Ian Nepomniachtchi came into this Candidates Tournament as the last player who earned the right to play Magnus Carlsen for the World Championship. That match ended in a 7½–3½ disaster as the Russian lost three of the last four games. While he was gracious in defeat, Nepomniachtchi may get a second chance at facing either Carlsen or the other top-two finisher of the Candidates. After thrashing Nepomniachtchi and winning his fith title, Carlsen went on record to say that he would not defend his title unless Alireza Firouzja emerges as the challenger.
I found that the negative has started to outweigh the positive, even when winning. I have by now played against the previous generation and three leading players of my generation. Being result-oriented has worked out for me in these matches, but it doesn’t feel sustainable long term. Passion must be the main driver. It is unlikely that I will play another match unless maybe if the next challenger represents the next generation.

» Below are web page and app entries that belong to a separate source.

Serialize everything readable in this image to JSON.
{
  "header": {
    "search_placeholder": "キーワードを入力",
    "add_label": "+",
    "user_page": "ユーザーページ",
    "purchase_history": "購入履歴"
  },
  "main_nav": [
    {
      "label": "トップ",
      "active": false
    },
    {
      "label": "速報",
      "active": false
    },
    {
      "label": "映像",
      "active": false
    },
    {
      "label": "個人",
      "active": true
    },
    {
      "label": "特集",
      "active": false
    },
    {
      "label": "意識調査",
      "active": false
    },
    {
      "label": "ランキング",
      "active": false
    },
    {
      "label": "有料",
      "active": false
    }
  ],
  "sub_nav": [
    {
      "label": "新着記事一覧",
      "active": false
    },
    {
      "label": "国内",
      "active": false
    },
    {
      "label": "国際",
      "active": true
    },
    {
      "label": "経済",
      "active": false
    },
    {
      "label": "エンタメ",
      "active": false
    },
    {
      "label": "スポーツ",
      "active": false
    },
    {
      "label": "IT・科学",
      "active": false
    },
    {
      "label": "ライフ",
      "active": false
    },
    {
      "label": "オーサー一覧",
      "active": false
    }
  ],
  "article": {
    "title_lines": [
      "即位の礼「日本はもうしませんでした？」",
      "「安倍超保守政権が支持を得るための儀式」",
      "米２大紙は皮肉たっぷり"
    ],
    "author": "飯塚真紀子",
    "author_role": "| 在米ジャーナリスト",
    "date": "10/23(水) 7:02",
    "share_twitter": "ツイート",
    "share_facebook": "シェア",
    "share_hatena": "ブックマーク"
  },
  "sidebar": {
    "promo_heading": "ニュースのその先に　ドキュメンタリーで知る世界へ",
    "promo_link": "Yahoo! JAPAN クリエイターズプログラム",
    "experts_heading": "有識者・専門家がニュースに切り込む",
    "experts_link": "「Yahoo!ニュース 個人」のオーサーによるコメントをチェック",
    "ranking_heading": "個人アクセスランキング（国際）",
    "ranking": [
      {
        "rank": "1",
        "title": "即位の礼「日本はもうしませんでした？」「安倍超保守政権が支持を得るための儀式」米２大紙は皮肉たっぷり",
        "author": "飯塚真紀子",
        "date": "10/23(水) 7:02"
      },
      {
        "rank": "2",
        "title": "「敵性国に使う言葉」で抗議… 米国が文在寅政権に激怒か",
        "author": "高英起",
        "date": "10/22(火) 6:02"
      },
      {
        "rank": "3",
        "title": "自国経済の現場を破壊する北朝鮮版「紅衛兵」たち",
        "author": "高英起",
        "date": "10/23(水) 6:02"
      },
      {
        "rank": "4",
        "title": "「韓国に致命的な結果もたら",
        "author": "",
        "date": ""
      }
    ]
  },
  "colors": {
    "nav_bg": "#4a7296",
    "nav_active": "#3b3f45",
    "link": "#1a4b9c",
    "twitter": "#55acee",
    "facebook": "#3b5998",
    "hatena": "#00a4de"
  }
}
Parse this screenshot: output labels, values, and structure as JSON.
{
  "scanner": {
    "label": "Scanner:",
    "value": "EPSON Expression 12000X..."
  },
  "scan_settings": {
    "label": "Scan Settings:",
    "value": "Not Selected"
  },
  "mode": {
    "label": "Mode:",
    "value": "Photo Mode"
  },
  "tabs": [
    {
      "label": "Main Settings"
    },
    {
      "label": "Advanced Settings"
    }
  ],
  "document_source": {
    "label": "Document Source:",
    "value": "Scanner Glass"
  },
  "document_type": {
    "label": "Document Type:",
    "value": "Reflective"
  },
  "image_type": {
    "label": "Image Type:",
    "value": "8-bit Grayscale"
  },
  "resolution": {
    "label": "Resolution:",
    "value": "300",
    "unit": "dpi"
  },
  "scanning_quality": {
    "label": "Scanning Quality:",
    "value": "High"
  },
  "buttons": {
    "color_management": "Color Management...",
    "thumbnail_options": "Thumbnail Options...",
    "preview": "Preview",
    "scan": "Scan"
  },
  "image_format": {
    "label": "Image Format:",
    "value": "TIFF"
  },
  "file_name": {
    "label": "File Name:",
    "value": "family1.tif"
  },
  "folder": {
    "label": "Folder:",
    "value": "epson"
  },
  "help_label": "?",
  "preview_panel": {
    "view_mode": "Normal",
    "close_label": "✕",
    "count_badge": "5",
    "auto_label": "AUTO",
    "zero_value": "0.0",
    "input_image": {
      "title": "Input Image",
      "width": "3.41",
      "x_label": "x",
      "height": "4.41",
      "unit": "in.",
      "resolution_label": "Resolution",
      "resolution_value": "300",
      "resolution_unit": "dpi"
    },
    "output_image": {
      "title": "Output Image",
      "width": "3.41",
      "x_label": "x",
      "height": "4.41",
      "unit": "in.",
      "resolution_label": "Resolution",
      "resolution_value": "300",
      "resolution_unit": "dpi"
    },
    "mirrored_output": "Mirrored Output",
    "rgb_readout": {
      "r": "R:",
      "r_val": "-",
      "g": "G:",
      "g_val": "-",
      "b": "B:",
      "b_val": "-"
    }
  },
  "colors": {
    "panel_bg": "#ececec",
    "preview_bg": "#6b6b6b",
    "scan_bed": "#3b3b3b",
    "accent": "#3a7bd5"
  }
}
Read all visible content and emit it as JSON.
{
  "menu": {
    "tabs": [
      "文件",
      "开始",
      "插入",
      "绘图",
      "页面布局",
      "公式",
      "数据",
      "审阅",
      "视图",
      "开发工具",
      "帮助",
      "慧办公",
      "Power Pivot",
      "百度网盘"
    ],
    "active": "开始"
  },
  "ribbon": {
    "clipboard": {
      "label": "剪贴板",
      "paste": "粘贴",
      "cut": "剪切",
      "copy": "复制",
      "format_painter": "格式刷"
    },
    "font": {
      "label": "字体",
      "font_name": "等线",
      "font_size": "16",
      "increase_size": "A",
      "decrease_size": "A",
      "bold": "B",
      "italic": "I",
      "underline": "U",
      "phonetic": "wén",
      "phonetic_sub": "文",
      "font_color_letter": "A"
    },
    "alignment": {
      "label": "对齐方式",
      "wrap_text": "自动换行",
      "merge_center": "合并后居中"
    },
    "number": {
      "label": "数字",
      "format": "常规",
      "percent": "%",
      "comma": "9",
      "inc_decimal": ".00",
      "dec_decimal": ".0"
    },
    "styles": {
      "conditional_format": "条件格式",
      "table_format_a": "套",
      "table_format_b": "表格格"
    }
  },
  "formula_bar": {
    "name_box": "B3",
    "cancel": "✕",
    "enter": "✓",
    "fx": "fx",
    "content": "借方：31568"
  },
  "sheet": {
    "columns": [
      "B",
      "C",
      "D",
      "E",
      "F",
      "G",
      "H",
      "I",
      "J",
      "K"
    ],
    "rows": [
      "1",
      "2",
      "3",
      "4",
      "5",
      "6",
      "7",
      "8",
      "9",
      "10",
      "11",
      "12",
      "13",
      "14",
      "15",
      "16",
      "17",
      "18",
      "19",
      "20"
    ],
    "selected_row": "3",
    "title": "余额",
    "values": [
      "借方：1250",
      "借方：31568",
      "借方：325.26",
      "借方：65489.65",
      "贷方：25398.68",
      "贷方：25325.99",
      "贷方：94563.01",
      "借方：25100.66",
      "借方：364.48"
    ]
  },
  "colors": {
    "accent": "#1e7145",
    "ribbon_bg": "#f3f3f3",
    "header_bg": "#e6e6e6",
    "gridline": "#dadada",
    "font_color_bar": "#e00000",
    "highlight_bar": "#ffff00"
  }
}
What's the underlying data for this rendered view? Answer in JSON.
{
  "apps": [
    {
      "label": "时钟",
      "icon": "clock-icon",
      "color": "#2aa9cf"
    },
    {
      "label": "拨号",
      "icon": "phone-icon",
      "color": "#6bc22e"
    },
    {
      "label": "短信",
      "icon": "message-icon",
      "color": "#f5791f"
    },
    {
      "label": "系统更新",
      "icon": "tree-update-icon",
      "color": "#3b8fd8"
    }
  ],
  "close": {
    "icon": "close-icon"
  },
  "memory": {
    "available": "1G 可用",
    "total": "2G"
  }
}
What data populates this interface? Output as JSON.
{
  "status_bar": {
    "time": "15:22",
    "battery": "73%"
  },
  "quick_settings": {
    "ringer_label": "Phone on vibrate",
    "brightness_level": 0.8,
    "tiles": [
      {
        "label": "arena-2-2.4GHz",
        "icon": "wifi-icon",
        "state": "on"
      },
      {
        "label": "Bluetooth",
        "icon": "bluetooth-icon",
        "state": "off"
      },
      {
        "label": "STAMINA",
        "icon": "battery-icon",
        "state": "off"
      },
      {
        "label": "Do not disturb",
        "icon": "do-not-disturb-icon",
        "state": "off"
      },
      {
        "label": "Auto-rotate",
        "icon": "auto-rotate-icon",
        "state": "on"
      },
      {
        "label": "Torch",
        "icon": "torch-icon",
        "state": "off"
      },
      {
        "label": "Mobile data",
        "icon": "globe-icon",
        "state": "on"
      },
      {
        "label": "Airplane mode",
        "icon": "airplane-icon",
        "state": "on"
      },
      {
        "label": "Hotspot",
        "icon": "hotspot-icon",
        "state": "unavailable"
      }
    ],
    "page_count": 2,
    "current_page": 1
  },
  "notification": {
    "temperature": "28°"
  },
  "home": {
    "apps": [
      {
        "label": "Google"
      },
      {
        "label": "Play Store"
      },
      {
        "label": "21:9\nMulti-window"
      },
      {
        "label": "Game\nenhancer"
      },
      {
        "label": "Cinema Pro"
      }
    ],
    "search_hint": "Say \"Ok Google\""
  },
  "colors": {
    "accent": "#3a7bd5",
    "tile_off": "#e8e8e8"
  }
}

So far, it appears that Firouzja is not yet prepared for the big stage and sits in last place after six rounds. In fact, Fabiano Caruana crushed the would-be contender in Firouzja in the sixth round and is looking for another shot at the champion. Caruana played Carlsen in 2018 with the 14 classical games ending in draws! Caruana went on to lose 3-0 in tiebreaks. Thus, Caruana and Nepo had two very different experiences, but both will be looking for a better result.
Thus far, Nepomniachtchi has been the most impressive with three wins (Ding Liren, Jan-Krzysztof Duda, Firouzja) followed by Caruana who also dispatched of the young teen pheno and Hikaru Nakamura. Nakamura who is the second oldest in the field at age 34 (Teimour Radjabov is 35), had to bounce back after the opening round loss to Caruana.
…and here is Nakamura’s comeback win.
Lots of questions moving toward the halfway mark and beyond. Can Nepomniachtchi hold onto his 1/2-point lead? Can Caruana edge closer to apply pressure? Can Firouzja rebound and live up to the pre-tournament hype? Some other questions surrounded the performance of Ding Liren who lost badly to Nepomniachtchi, but has stabilized his play. Despite the near-miss against Richard Rapport in the third round, he is still only -1. Speaking of misses, Rapport had misses of his own including one against Firouzja.
So, Firouzja was close to being -3. It has been a learning experience for the young Iranian turned French national. Many were choosing him as the pre-tournament choice to win. However, it may have been a combination of Carlsen’s request and the fans’ desire for a new face. There is still an outside chance for another fan favorite, Nakamura. He has been posting Twitch videos during the tournament and interacting on Twitter.
I always say that with perfect play, chess is a draw. Props to Ding Liren today for playing perfectly. Video recap is up for your enjoyment. Thanks for the HUGE support you all have been showing. It makes this long tournament slightly less tough. #fidecandidates2022— Hikaru Nakamura (@GMHikaru) June 23, 2022
Some are calling this a “two-horse race” with the two former candidates leading the pack. One may recall that Nepo can sometimes go into streaks of both brilliant and uninspired play. This may leave and opening for opportunistic players like Nakamura who doesn’t need much motivation to get going.
Ten years ago, many thought the American would be the next challenger, but he became a streaming icon and his career took another path. Former champion Garry Kasparov thinks that Ding Liren has the best chance against Carlsen along with Caruana and Duda. Time will tell, but at this point Ian Nepomniachtchi has been the most convincing. Here is his dismantling of Firouzja with a beautiful finish!All game notes Carlos Alberto Colodro (ChessBase.com)